Middle Class continues to suffer

By State Sen. Barbara Buono As New Jerseyans face another tax day, working and middle class families are being squeezed

By State Sen. Barbara Buono

As New Jerseyans face another tax day, working and middle class families are being squeezed like never before.


New Jersey’s property taxes are up 20 percent under Governor Chris Christie, still the highest in the nation. And Christie has slashed the state’s Earned Income Tax Credit, which is vital to working families striving to reach the middle class.


While their taxes skyrocket, more and more residents are without a way to pay them.  With 430,000 of our people out of work, New Jersey’s unemployment rate is at a staggering 9.3 percent– the highest in the region and more than a point higher than the national average. We face the worst unemployment crisis in more than three decades.
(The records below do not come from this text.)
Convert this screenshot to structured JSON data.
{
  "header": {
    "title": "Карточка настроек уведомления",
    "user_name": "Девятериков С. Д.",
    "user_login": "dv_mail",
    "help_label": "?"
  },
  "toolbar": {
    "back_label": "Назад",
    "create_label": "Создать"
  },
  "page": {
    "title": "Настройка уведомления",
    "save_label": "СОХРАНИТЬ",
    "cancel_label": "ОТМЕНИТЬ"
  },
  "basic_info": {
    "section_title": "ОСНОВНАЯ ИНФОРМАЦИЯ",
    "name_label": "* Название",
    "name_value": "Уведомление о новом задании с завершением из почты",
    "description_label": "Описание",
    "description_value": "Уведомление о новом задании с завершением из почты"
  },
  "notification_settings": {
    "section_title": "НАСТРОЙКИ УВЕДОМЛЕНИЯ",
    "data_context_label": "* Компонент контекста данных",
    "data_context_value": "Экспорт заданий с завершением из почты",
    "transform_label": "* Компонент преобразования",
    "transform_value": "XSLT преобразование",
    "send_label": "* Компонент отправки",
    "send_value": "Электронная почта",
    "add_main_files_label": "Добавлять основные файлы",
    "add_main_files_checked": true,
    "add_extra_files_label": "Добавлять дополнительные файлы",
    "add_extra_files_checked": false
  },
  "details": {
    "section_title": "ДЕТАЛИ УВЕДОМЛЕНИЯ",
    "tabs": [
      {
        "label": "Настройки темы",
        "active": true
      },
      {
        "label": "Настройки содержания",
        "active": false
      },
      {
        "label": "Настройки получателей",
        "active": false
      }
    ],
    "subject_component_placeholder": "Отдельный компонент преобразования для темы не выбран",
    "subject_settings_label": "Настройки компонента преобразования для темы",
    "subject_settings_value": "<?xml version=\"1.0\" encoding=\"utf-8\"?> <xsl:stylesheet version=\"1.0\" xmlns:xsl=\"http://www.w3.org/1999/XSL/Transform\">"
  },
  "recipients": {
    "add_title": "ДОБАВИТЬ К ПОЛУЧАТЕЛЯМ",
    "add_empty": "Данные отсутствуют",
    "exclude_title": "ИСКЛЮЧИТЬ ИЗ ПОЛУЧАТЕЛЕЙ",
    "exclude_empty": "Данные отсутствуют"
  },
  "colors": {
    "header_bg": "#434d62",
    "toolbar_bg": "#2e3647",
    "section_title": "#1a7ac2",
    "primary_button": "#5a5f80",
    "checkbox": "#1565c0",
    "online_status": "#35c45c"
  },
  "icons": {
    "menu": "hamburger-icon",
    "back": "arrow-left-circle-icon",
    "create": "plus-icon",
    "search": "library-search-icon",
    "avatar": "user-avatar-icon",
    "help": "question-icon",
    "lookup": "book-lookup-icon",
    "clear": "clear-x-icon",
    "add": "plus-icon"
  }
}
All around us we see economic recovery taking hold. While neighboring New York State has regained all the jobs it lost during the recession – and added even more – the Christie Administration has recouped only 40 percent of the jobs lost during the recession.


To address the crisis, Governor Christie has put forward the same tired Republican ideology of trickle down economics—tax cuts for the wealthiest and corporations.


Instead of signing legislation that would have millionaires pay their fair share, and would have helped fund our schools and delivered tax relief to senior citizens, the Governor vetoed them and said they sacrificed enough.


On top of this, he has slashed property tax relief and used the money to balance his budgets. While this might make for a good sound bite, it hurts New Jersey’s families who could have used the money for school supplies, mortgage payments or healthcare.


And the Governor’s primary response to New Jersey’s persistently high unemployment has been to offer tax breaks and subsidies to corporations – but we need to also strategically invest in infrastructure and education, which we desperately need to attract new businesses to our state.


This is about more than facts and figures. It’s about the husband and wife who planned for retirement their whole lives but now realize that dream may never be a reality. It’s about the parents who taught their children to value education but can’t afford to send them to college. It’s about the homeowners – 8 percent of whom are now in foreclosure – who have to choose between celebrating a birthday and paying the electric bill. It’s about middle class New Jerseyans struggling to make ends meet.


Governor Christie’s New Jersey isn’t the New Jersey I know.


I grew up in a New Jersey that offered all of its residents a chance. As the daughter of an immigrant butcher from Italy – the father I lost when I was just teenager – we didn’t have much, but with affordable tuition and available grants and loans, I was able to get a quality public education from grade school through law school. That state that gave a young girl from Nutley the chance to grow up and fulfill her dreams is slipping away.


And in order to move forward as a state, we must start by reaffirming our commitment to that vision.


New Jersey needs an economic policy that reflects our values. That means we have to maximize state school aid to relieve the property tax burden on our families. We have to support the state’s institutions of higher learning to ensure that our students can get an affordable education right here at home. And instead of putting faith in the false narrative of trickle-down economics, we have to raise the minimum wage and restore the Earned Income Tax Credit to elevate the state’s working poor and build our economy from the bottom up.


New Jersey has had its fill of broken promises and empty rhetoric. Governor Christie’s record speaks for itself—New Jersey’s middle class is shrinking while poverty is on the rise. The nation’s economy has begun to rebound and New Jersey is being left behind.


In November we can make New Jersey a land of opportunity once again.  Middle Class continues to suffer